Exhausted and grieving survivors dug through their crumpled homes yesterday searching for clothes, food and valuables after a powerful earthquake hit central Indonesia, killing nearly 4,000 people.
The magnitude-6.3 quake struck early on Saturday and injured thousands more in the heart of densely populated Java island, in the country's worst disaster since the 2004 tsunami. It also triggered fears that a nearby rumbling volcano would erupt and caused serious damage to the world-famous 9th century Prambanan temple.
The disaster zone stretched across hundreds of square kilometers of mostly farming communities in Yogyakarta Province. The worst devastation was in the town of Bantul, where more than 2,700 people were killed and 80 percent of the homes were flattened.
"I have to start my life from zero again," said Poniran, whose 5-year-old daughter Ellie was killed in the quake.
Poniran dug up his daughter, who was still breathing, from the rubble of her bedroom, but she died in a hospital awaiting treatment along with hundreds of others.
"Her last words were `Daddy, Daddy,'" he said.
At least 3,875 people were killed in the quake, according to command post officials from the affected districts. The social ministry said around 4,200 died, but later revised its figures downward.
About 200,000 people were left homeless, according to the International Federation of Red Cross and Red Crescent.
They issued an emergency appeal for nearly US$10 million and separate aid pledges poured in from Western and Asian states.
Aid workers said the immediate priority was to treat the injured, but warned that dwindling supplies of food and water and a lack of housing could pose long-term challenges.
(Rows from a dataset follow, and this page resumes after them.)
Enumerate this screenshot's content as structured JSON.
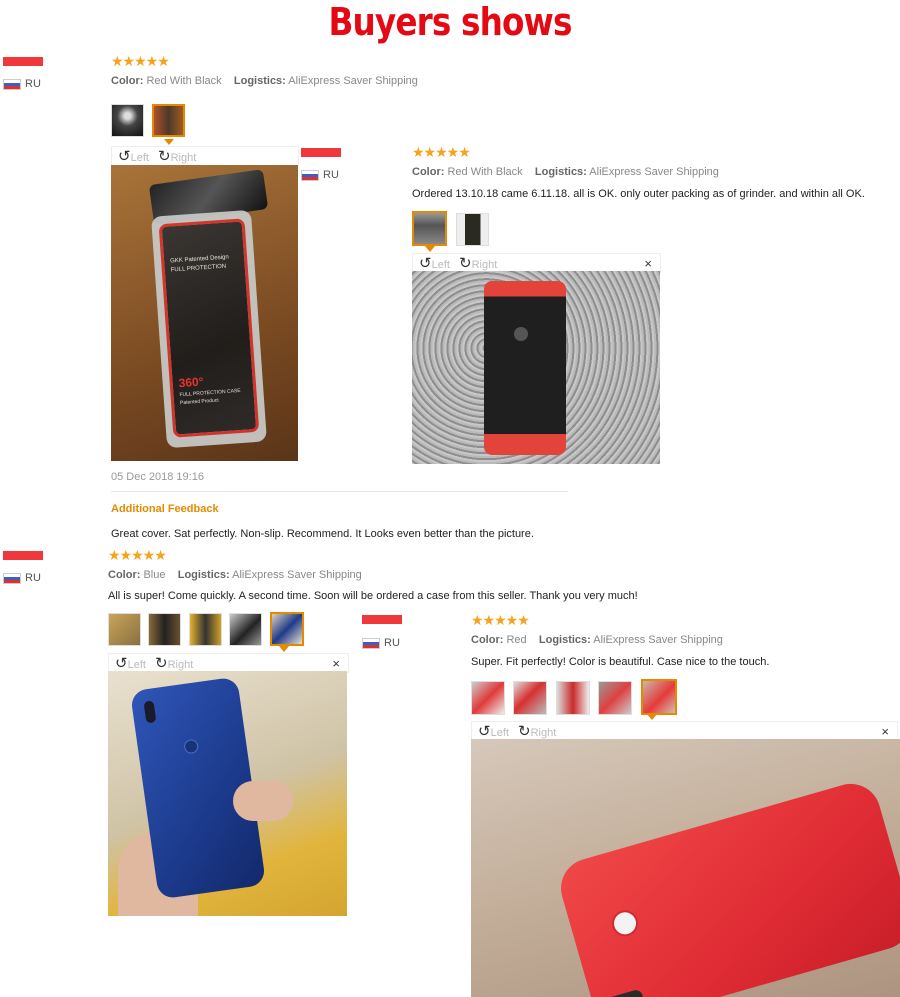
{
  "header": {
    "title": "Buyers shows"
  },
  "colors": {
    "accent": "#e50914",
    "star": "#f6a21a",
    "selected": "#e58a00"
  },
  "reviews": [
    {
      "country": "RU",
      "stars": "★★★★★",
      "color_label": "Color:",
      "color_value": "Red With Black",
      "logistics_label": "Logistics:",
      "logistics_value": "AliExpress Saver Shipping",
      "left_label": "Left",
      "right_label": "Right",
      "date": "05 Dec 2018 19:16",
      "additional_label": "Additional Feedback",
      "additional_text": "Great cover. Sat perfectly. Non-slip. Recommend. It Looks even better than the picture."
    },
    {
      "country": "RU",
      "stars": "★★★★★",
      "color_label": "Color:",
      "color_value": "Red With Black",
      "logistics_label": "Logistics:",
      "logistics_value": "AliExpress Saver Shipping",
      "text": "Ordered 13.10.18 came 6.11.18. all is OK. only outer packing as of grinder. and within all OK.",
      "left_label": "Left",
      "right_label": "Right",
      "close": "×"
    },
    {
      "country": "RU",
      "stars": "★★★★★",
      "color_label": "Color:",
      "color_value": "Blue",
      "logistics_label": "Logistics:",
      "logistics_value": "AliExpress Saver Shipping",
      "text": "All is super! Come quickly. A second time. Soon will be ordered a case from this seller. Thank you very much!",
      "left_label": "Left",
      "right_label": "Right",
      "close": "×"
    },
    {
      "country": "RU",
      "stars": "★★★★★",
      "color_label": "Color:",
      "color_value": "Red",
      "logistics_label": "Logistics:",
      "logistics_value": "AliExpress Saver Shipping",
      "text": "Super. Fit perfectly! Color is beautiful. Case nice to the touch.",
      "left_label": "Left",
      "right_label": "Right",
      "close": "×"
    }
  ],
  "photo_print": {
    "line1": "GKK Patented Design",
    "line2": "FULL PROTECTION",
    "big": "360°",
    "line3": "FULL PROTECTION CASE",
    "line4": "Patented Product"
  }
}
"Clearly the top priority right now is the treatment of injured people," UNICEF spokesman John Budd said.
"There are three hospitals in Bantul and five in Yogyakarta -- all are overwhelmed and they are not even treating the slightly injured any more," he said.
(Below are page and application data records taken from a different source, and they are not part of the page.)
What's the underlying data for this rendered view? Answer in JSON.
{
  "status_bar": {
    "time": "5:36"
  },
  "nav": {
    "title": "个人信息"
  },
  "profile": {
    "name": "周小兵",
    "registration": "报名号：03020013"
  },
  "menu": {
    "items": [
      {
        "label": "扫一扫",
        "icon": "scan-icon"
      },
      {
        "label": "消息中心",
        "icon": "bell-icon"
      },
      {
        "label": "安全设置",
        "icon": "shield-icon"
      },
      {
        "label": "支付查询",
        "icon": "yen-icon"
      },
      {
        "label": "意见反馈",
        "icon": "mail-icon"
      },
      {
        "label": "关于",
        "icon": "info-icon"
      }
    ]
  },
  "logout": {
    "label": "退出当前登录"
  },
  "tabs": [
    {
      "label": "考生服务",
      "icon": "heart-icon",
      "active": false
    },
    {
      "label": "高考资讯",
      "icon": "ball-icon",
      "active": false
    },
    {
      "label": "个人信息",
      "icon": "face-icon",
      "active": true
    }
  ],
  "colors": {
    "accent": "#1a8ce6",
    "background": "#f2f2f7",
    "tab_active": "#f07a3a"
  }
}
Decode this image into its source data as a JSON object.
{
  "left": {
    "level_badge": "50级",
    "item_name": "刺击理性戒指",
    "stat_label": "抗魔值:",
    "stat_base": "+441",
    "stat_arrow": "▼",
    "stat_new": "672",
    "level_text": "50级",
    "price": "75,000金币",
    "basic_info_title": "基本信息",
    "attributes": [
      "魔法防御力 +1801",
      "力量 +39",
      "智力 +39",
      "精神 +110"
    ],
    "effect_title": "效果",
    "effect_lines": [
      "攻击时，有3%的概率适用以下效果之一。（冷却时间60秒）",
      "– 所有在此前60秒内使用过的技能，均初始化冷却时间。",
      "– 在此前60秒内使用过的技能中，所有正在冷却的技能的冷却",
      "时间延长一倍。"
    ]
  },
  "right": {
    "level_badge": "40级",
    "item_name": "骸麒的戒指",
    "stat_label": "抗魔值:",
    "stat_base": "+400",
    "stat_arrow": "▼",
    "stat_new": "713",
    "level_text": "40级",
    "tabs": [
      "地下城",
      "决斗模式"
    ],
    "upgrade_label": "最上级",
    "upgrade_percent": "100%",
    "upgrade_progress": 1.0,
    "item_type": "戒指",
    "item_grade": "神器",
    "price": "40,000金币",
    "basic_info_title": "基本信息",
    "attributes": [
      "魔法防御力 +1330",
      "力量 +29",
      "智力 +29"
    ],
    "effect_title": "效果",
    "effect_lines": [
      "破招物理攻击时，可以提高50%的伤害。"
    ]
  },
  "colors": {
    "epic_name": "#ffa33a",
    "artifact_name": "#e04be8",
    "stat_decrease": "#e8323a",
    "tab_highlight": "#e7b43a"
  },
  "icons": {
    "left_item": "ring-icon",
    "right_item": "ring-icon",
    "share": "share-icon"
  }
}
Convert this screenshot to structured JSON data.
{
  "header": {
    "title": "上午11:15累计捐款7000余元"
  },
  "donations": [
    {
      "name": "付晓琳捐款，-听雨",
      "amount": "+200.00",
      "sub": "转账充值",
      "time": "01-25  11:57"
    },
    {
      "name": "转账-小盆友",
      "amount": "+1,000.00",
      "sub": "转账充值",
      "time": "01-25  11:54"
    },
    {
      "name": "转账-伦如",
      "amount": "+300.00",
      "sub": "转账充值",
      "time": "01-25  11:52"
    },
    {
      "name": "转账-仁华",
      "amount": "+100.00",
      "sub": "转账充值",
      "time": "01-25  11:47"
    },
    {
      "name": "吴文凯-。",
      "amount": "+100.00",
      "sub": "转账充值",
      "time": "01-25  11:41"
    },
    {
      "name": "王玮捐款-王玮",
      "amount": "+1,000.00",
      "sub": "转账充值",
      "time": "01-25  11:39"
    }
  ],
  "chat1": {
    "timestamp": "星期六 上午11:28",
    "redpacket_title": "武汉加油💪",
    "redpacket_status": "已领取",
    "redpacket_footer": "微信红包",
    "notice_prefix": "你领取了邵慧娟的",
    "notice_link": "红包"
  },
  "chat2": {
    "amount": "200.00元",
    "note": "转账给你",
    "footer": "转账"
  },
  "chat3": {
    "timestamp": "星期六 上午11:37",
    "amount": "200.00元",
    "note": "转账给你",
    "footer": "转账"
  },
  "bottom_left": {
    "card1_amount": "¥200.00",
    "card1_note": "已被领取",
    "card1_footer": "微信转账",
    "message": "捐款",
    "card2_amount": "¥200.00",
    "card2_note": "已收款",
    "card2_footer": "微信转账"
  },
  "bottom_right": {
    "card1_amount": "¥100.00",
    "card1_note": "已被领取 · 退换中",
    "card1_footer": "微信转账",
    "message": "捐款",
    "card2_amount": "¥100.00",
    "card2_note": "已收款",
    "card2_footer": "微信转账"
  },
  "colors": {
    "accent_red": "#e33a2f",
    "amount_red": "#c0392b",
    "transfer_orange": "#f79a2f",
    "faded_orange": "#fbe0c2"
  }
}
Anton Susanto, a member of the UNICEF assessment team already in the quake zone, said 30 percent to 40 percent of those injured were children, with many suffering from head wounds and broken bones.
"People are just laid out everywhere," he said. "People are still very, very traumatized. Frequent aftershocks are still going on," he added.
Tens of thousands spent Saturday night sleeping in any open space available -- on streets, in cassava fields, even on the narrow paths between rice fields.
Survivors searched the ruins of their homes yesterday for anything still usable and complained that they hadn't received any aid.
"We're short of everything -- clothes, food, water, all are gone. We are poor people, but our lives still matter," said Budi Wiyana, 63, whose house was destroyed.
Offers of help came from around the world including the US, Pakistan, Canada, China, Britain, South Korea and France. Malaysia, Singapore, Taiwan, Japan, Turkey and Norway despatched emergency medical teams.
Meanwhile, three more strong earthquakes rattled the Asia-Pacific region yesterday.
An undersea quake measuring 6.2 hit Papua New Guinea at 0312 GMT and about 20 minutes later a 6.7-magnitude quake shook the ocean floor near the Pacific islands of Tonga, the US Geological Survey said. There were no reports of any casualties or damage.
Hours later a 5.5-magnitude quake struck off the northern coast of the Philippines.